■ What the task requires
For this exercise, print all of the data exactly as given.

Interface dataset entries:
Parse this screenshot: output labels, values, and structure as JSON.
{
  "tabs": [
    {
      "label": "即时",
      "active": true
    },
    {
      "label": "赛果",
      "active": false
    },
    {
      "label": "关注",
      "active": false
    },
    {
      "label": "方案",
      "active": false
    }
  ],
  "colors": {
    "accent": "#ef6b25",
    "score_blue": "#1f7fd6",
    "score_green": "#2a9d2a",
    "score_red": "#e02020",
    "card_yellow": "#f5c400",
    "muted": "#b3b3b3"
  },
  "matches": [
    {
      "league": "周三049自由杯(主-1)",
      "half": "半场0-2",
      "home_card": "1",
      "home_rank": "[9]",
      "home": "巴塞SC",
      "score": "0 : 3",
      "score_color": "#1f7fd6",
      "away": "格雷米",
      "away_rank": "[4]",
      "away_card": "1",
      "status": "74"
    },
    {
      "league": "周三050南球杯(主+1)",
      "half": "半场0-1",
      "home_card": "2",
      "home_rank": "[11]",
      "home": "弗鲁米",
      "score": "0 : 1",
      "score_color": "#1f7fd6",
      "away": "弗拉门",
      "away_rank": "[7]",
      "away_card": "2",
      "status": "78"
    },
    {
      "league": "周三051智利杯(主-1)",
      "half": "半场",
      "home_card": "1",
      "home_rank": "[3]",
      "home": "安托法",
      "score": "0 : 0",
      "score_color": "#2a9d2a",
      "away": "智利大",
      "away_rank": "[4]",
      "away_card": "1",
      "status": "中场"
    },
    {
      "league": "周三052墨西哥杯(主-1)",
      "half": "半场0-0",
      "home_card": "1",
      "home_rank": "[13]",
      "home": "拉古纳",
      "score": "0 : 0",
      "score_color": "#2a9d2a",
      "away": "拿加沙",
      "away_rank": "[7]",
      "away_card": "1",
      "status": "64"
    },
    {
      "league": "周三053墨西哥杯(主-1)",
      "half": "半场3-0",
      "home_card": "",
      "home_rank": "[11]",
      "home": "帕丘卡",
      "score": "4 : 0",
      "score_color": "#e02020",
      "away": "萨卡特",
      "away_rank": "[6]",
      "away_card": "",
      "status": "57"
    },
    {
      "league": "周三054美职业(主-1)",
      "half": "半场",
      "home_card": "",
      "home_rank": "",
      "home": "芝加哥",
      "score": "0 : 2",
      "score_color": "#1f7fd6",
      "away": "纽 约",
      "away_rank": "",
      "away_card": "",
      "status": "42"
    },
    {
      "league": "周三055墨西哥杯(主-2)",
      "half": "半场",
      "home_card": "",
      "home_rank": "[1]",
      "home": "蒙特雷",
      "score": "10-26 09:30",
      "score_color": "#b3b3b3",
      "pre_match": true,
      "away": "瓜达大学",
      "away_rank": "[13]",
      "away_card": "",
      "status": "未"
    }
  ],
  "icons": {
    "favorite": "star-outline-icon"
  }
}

■ Answer space
Parse this screenshot: output labels, values, and structure as JSON.
{
  "tabs": [
    {
      "label": "即时",
      "active": true
    },
    {
      "label": "赛果",
      "active": false
    },
    {
      "label": "关注",
      "active": false
    },
    {
      "label": "方案",
      "active": false
    }
  ],
  "colors": {
    "accent": "#ef6b25",
    "score_blue": "#1f7fd6",
    "score_green": "#2a9d2a",
    "score_red": "#e02020",
    "card_yellow": "#f5c400",
    "muted": "#b3b3b3"
  },
  "matches": [
    {
      "league": "周三049自由杯(主-1)",
      "half": "半场0-2",
      "home_card": "1",
      "home_rank": "[9]",
      "home": "巴塞SC",
      "score": "0 : 3",
      "score_color": "#1f7fd6",
      "away": "格雷米",
      "away_rank": "[4]",
      "away_card": "1",
      "status": "74"
    },
    {
      "league": "周三050南球杯(主+1)",
      "half": "半场0-1",
      "home_card": "2",
      "home_rank": "[11]",
      "home": "弗鲁米",
      "score": "0 : 1",
      "score_color": "#1f7fd6",
      "away": "弗拉门",
      "away_rank": "[7]",
      "away_card": "2",
      "status": "78"
    },
    {
      "league": "周三051智利杯(主-1)",
      "half": "半场",
      "home_card": "1",
      "home_rank": "[3]",
      "home": "安托法",
      "score": "0 : 0",
      "score_color": "#2a9d2a",
      "away": "智利大",
      "away_rank": "[4]",
      "away_card": "1",
      "status": "中场"
    },
    {
      "league": "周三052墨西哥杯(主-1)",
      "half": "半场0-0",
      "home_card": "1",
      "home_rank": "[13]",
      "home": "拉古纳",
      "score": "0 : 0",
      "score_color": "#2a9d2a",
      "away": "拿加沙",
      "away_rank": "[7]",
      "away_card": "1",
      "status": "64"
    },
    {
      "league": "周三053墨西哥杯(主-1)",
      "half": "半场3-0",
      "home_card": "",
      "home_rank": "[11]",
      "home": "帕丘卡",
      "score": "4 : 0",
      "score_color": "#e02020",
      "away": "萨卡特",
      "away_rank": "[6]",
      "away_card": "",
      "status": "57"
    },
    {
      "league": "周三054美职业(主-1)",
      "half": "半场",
      "home_card": "",
      "home_rank": "",
      "home": "芝加哥",
      "score": "0 : 2",
      "score_color": "#1f7fd6",
      "away": "纽 约",
      "away_rank": "",
      "away_card": "",
      "status": "42"
    },
    {
      "league": "周三055墨西哥杯(主-2)",
      "half": "半场",
      "home_card": "",
      "home_rank": "[1]",
      "home": "蒙特雷",
      "score": "10-26 09:30",
      "score_color": "#b3b3b3",
      "pre_match": true,
      "away": "瓜达大学",
      "away_rank": "[13]",
      "away_card": "",
      "status": "未"
    }
  ],
  "icons": {
    "favorite": "star-outline-icon"
  }
}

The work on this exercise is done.